Isn’t that a lovely little flower?
Too bad it’s on my arugula…meaning its piquantly peppery flavor has become bitter beyond belief. The radishes are bolting, too.
So it would seem…
Have you ever been at that spot where your Logical Side knows something, but your Spirit is slow to catch-on? I had one of those painful epiphanies last week regarding this year’s garden…
It’s going to suck. (Sorry, Mom. I know you hate that phrase…)
I knew my time was going to be limited this summer – really I did. Having an almost-three-year-old in the house made that a no-brainer. But somehow, I failed to REALLY get that concept until I saw how truly pathetic my tomato seedlings are. Spindly and sad, from lack of attention while they were under the lights in the basement.
At least they didn’t get sunburned when I moved them outside, like the morning glories. It’s going to be tough for those to recover…

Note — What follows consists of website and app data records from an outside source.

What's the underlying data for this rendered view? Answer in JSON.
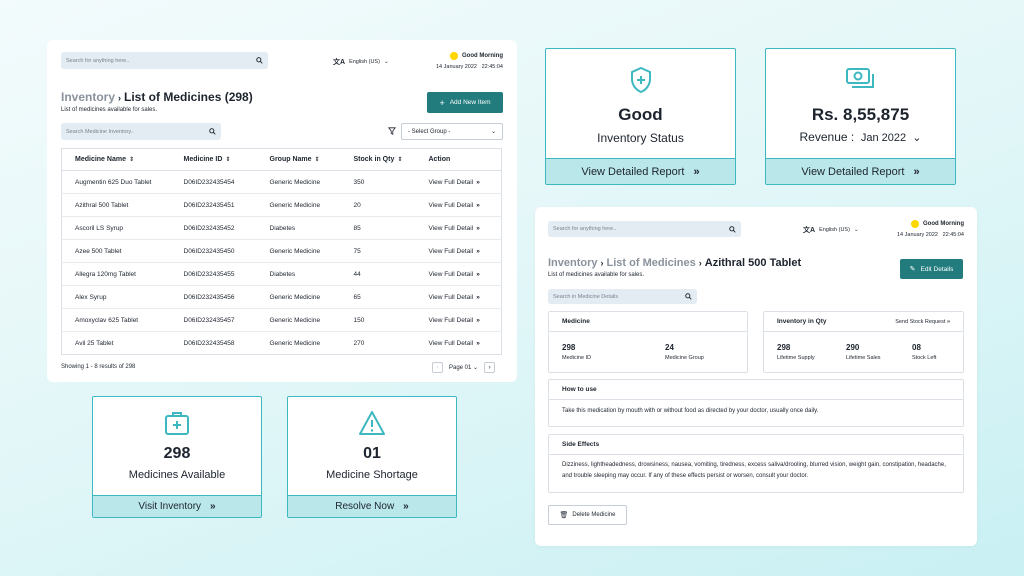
{
  "search": {
    "placeholder": "Search for anything here.."
  },
  "language": "English (US)",
  "greeting": {
    "text": "Good Morning",
    "date": "14 January 2022",
    "time": "22:45:04"
  },
  "inventory_list": {
    "breadcrumb": "Inventory",
    "title": "List of Medicines (298)",
    "subtitle": "List of medicines available for sales.",
    "add_button": "Add New Item",
    "search_placeholder": "Search Medicine Inventory..",
    "group_select": "- Select Group -",
    "columns": [
      "Medicine Name",
      "Medicine ID",
      "Group Name",
      "Stock in Qty",
      "Action"
    ],
    "action_label": "View Full Detail",
    "rows": [
      {
        "name": "Augmentin 625 Duo Tablet",
        "id": "D06ID232435454",
        "group": "Generic Medicine",
        "stock": "350"
      },
      {
        "name": "Azithral 500 Tablet",
        "id": "D06ID232435451",
        "group": "Generic Medicine",
        "stock": "20"
      },
      {
        "name": "Ascoril LS Syrup",
        "id": "D06ID232435452",
        "group": "Diabetes",
        "stock": "85"
      },
      {
        "name": "Azee 500 Tablet",
        "id": "D06ID232435450",
        "group": "Generic Medicine",
        "stock": "75"
      },
      {
        "name": "Allegra 120mg Tablet",
        "id": "D06ID232435455",
        "group": "Diabetes",
        "stock": "44"
      },
      {
        "name": "Alex Syrup",
        "id": "D06ID232435456",
        "group": "Generic Medicine",
        "stock": "65"
      },
      {
        "name": "Amoxyclav 625 Tablet",
        "id": "D06ID232435457",
        "group": "Generic Medicine",
        "stock": "150"
      },
      {
        "name": "Avil 25 Tablet",
        "id": "D06ID232435458",
        "group": "Generic Medicine",
        "stock": "270"
      }
    ],
    "showing": "Showing 1 - 8 results of 298",
    "page": "Page 01"
  },
  "cards": {
    "status": {
      "value": "Good",
      "label": "Inventory Status",
      "footer": "View Detailed Report",
      "accent": "#3db8c0"
    },
    "revenue": {
      "value": "Rs. 8,55,875",
      "label": "Revenue :",
      "period": "Jan 2022",
      "footer": "View Detailed Report",
      "accent": "#3db8c0"
    },
    "available": {
      "value": "298",
      "label": "Medicines Available",
      "footer": "Visit Inventory",
      "accent": "#3db8c0"
    },
    "shortage": {
      "value": "01",
      "label": "Medicine Shortage",
      "footer": "Resolve Now",
      "accent": "#3db8c0"
    }
  },
  "detail": {
    "breadcrumb1": "Inventory",
    "breadcrumb2": "List of Medicines",
    "title": "Azithral 500 Tablet",
    "subtitle": "List of medicines available for sales.",
    "edit_button": "Edit Details",
    "search_placeholder": "Search in Medicine Details",
    "medicine": {
      "header": "Medicine",
      "id_value": "298",
      "id_label": "Medicine ID",
      "group_value": "24",
      "group_label": "Medicine Group"
    },
    "inventory": {
      "header": "Inventory in Qty",
      "link": "Send Stock Request",
      "supply_value": "298",
      "supply_label": "Lifetime Supply",
      "sales_value": "290",
      "sales_label": "Lifetime Sales",
      "stock_value": "08",
      "stock_label": "Stock Left"
    },
    "how_to_use": {
      "header": "How to use",
      "text": "Take this medication by mouth with or without food as directed by your doctor, usually once daily."
    },
    "side_effects": {
      "header": "Side Effects",
      "text": "Dizziness, lightheadedness, drowsiness, nausea, vomiting, tiredness, excess saliva/drooling, blurred vision, weight gain, constipation, headache, and trouble sleeping may occur. If any of these effects persist or worsen, consult your doctor."
    },
    "delete_button": "Delete Medicine"
  },
  "colors": {
    "primary": "#227c7d",
    "accent": "#3db8c0",
    "footer_bg": "#b9e7ea",
    "sun": "#fed600"
  }
}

I suppose the reason this came as such a shock is the (relative) ease with which we’ve integrated her into the rest of our lives…Every week, the trash goes out on schedule, and the sheets get changed on the beds. The groceries are bought, and the laundry is done. Every day, the meals appear at regular intervals – twice a day for the dog, three times for the Girl. Dishes are washed and put away. She is bathed, and put to bed. Nice and normal, with very few hiccups along the way.

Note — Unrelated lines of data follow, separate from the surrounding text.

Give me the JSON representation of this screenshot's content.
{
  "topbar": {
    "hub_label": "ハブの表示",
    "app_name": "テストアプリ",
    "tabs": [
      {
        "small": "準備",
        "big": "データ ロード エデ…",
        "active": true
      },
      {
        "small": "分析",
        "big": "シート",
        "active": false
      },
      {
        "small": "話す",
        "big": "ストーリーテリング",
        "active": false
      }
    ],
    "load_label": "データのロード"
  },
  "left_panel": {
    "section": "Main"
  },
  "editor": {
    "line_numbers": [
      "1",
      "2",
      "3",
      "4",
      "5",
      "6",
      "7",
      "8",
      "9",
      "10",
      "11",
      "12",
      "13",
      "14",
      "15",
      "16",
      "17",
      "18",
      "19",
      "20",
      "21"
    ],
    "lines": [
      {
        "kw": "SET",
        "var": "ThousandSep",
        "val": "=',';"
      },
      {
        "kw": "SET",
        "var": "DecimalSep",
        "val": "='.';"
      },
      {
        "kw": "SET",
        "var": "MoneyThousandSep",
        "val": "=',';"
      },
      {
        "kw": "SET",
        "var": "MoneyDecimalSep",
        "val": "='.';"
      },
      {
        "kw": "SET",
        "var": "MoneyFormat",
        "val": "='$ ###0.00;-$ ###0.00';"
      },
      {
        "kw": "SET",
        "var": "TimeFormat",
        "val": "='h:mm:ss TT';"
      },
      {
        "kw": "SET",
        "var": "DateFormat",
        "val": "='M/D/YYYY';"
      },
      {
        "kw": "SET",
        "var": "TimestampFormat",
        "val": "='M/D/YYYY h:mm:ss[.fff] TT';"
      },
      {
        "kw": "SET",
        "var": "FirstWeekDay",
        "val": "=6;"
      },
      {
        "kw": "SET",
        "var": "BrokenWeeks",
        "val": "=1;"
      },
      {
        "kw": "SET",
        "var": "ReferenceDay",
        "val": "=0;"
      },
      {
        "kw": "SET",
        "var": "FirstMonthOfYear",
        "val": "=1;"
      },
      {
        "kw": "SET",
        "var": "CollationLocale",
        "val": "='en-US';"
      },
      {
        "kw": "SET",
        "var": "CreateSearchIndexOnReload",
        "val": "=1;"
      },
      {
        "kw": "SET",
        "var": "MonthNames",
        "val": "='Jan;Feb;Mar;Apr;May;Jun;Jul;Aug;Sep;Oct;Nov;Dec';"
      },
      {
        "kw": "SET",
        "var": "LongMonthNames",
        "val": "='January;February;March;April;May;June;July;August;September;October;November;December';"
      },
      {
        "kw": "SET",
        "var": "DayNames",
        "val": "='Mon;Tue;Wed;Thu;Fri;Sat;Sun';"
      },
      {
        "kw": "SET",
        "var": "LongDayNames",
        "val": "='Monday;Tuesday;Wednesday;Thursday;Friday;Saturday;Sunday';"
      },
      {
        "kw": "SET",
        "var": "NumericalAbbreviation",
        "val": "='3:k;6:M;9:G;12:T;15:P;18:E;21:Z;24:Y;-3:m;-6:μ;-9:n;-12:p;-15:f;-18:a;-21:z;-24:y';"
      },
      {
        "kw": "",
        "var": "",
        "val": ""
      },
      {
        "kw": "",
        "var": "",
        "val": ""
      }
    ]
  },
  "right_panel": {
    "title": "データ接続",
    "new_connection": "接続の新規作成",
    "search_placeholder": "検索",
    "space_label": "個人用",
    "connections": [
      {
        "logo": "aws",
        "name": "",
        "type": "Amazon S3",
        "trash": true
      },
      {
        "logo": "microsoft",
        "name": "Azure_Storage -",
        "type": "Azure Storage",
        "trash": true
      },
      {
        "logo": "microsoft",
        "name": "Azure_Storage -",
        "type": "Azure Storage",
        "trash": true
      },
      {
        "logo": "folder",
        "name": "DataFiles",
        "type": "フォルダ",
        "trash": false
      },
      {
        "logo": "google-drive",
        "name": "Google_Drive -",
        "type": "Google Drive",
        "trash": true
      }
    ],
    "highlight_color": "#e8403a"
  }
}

Outside is a different story, as the weeds choking the garlic bed (and the vegetable garden, and the sidewalk, and the patio stones) would indicate. She’s not big enough to be left to her own devices while I work, and not good enough at listening (“Stay where you can see me, Angel!”) to stay out for long. With no fence for containment, the pond and the road are ever-present dangers should she wander off. In a couple of years, when she can better understand the rules, this yard will be a paradise for an adventurous child. Right now, it’s nerve-wracking..

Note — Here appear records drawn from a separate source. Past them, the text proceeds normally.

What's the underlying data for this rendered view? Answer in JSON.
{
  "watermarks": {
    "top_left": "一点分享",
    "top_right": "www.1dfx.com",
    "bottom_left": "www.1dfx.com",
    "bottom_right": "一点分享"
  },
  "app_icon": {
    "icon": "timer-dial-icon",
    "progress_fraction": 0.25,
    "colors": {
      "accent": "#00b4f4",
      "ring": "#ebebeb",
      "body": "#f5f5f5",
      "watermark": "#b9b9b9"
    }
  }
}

So, I’m resigned to the realization that my garden will not be as fruitful as in past years. That I’ll be buying tomatoes from the Farmer’s Market for a month before any ripen here at the house. That some things are going to go past their prime before they get harvested.
It”ll be better next year, when she’s older. This year, we’ll pick what we can, eat what we pick, and call it good. We’ll work on laying the foundation for a love of the land, or at the very least, an appreciation of what it takes to get food to the table.
And, all’s not lost this year. The garlic looks good, in spite of the weeds. The peas are finally starting to produce – should be picking in a week or so. Lots of green blueberries and black currants, which will ripen with no attention from me. My regular basil seedlings look as good as the tomatoes look sorry…
Good thing, too…I’m dying for some pesto to go with all the Sand Spaghetti I’m being served these days!